Thank you for your attention to our views. If any questions develop, please call.
Carl B. Wilkerson
|1||The proposals appeared in Release Nos. 34-46300 (August 2, 2002) and 34-46079 (June 14, 2002).|
|2||Senator Michael Enzi stated in the Congressional Record on July 25, 2002 that "[w]ith respect to section 302, the conference recognizes that results presented in financial statements often necessarily require accompanying disclosures in order to apprise investors of the company's true financial condition and results of operations. The supplemental information contained in these additional disclosures increases transparency for investors. Accordingly, the relevant officers must certify that the financial statements together with the disclosures contained in the periodic report, taken as a whole, are appropriate and fairly represent, in all material respects, the operations and financial condition of the issuer."|
|3||The Form N-SAR is the only 1934 Act report filed by UIT Separate Accounts pursuant to Section 15(d) of the 1934 Act, the trigger for Section 302 certification requirements. While Form N-SAR is technically a report filed pursuant to the 1934 Act, it is uniquely an investment company report, and widely considered to be a report filed under the Investment Company Act of 1940, rather than a periodic report typically filed by public companies under the 1934 Act.|
|4|| Certain mutual life insurance companies operate separate accounts to fund variable annuity contracts for self-employed individuals and their employees (HR-10 plans). These separate accounts are excluded from the 1940 Act definition of "investment company" by Section 3(c)(11) of the 1940 Act, but the contracts are registered under the Securities Act of 1933 on Form N-4. The 1933 Act registration results in 1934 Act reporting obligations under Section 15(d).

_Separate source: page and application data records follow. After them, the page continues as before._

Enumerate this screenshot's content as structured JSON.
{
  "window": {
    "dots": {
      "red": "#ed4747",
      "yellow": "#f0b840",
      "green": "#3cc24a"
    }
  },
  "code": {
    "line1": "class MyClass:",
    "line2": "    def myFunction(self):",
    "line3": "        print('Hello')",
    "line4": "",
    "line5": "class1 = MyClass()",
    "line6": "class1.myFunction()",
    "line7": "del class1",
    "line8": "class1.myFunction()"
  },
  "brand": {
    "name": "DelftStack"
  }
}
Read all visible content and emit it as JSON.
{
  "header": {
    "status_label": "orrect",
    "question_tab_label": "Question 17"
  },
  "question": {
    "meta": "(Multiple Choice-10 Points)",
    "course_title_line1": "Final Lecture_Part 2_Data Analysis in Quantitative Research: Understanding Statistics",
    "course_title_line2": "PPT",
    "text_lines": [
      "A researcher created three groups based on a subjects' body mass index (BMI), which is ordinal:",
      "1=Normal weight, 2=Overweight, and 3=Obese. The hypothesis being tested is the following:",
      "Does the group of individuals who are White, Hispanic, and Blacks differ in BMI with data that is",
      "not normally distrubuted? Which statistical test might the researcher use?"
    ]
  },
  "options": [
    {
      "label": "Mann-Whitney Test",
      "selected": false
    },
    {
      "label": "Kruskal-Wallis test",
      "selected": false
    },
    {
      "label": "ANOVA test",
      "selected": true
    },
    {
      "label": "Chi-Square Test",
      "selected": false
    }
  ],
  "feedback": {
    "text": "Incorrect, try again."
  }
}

The reasons why a Section 302 certification should not apply to registered UIT separate accounts apply with equal force for these unregistered UIT separate accounts. In addition, life company financials relate to solvency, and not the fluctuating net asset value of variable contract separate accounts, which are not guaranteed by the life insurer sponsoring the variable contract. Mutual life insurance companies prepare their financial statements in accordance with accounting standards prescribed by state law. These standards are designed primarily to assure solvency. In contrast, Section 302 of the Sarbanes-Oxley Act requires certification that an issuer's financial statements "fairly present" its financial condition and results of operations in order to fulfill the informational needs of investors who both buy and sell their securities in a secondary market.
Certification of a mutual life insurance company's financial statements in accordance with Section 302 would not serve the interests of investors in variable annuity contracts and would not be in accord with the fair intent of this legislation. Identical treatment should be accorded registered and unregistered UIT separate accounts. Certification in either case does not fulfill informational needs germane to existing or future contract owners. Rather, it could present a misleading implication that the financial condition of the life insurance company has a bearing on the performance of the variable contract separate account.